BEGIN SUPPLIED DATA

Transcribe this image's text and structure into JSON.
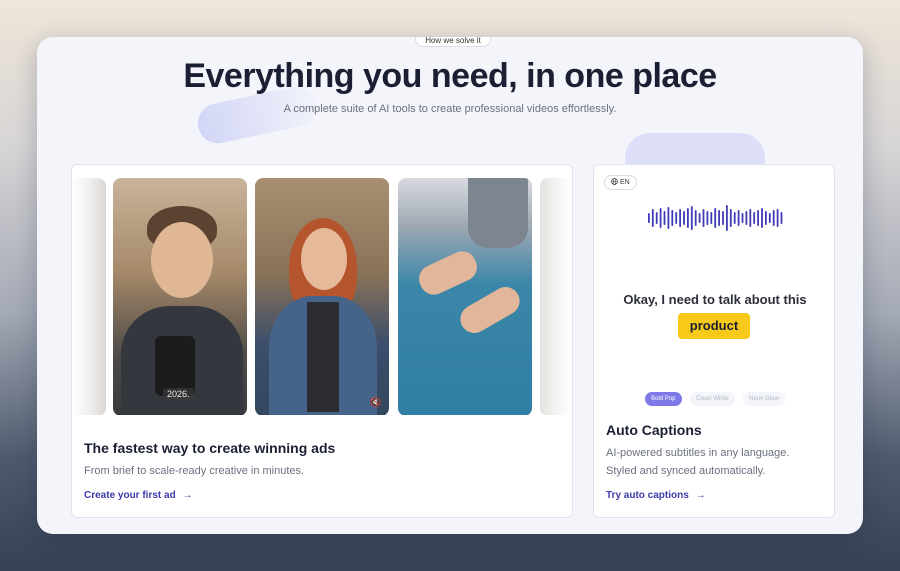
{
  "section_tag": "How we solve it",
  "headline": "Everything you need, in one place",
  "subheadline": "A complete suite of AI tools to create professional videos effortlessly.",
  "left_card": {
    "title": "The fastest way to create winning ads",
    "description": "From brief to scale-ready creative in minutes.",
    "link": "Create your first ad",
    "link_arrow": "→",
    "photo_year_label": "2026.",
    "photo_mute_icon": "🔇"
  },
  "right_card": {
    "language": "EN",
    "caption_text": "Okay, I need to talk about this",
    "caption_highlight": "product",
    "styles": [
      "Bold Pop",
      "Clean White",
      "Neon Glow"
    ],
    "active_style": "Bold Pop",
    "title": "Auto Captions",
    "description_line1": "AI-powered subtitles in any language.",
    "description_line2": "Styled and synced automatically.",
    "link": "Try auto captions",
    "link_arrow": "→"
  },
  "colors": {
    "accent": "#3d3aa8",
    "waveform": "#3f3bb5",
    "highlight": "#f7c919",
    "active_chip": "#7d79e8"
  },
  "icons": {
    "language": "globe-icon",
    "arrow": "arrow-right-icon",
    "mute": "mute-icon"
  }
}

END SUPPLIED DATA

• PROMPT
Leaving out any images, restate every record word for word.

• YOUR SOLUTION
Transcribe this image's text and structure into JSON.
{
  "section_tag": "How we solve it",
  "headline": "Everything you need, in one place",
  "subheadline": "A complete suite of AI tools to create professional videos effortlessly.",
  "left_card": {
    "title": "The fastest way to create winning ads",
    "description": "From brief to scale-ready creative in minutes.",
    "link": "Create your first ad",
    "link_arrow": "→",
    "photo_year_label": "2026.",
    "photo_mute_icon": "🔇"
  },
  "right_card": {
    "language": "EN",
    "caption_text": "Okay, I need to talk about this",
    "caption_highlight": "product",
    "styles": [
      "Bold Pop",
      "Clean White",
      "Neon Glow"
    ],
    "active_style": "Bold Pop",
    "title": "Auto Captions",
    "description_line1": "AI-powered subtitles in any language.",
    "description_line2": "Styled and synced automatically.",
    "link": "Try auto captions",
    "link_arrow": "→"
  },
  "colors": {
    "accent": "#3d3aa8",
    "waveform": "#3f3bb5",
    "highlight": "#f7c919",
    "active_chip": "#7d79e8"
  },
  "icons": {
    "language": "globe-icon",
    "arrow": "arrow-right-icon",
    "mute": "mute-icon"
  }
}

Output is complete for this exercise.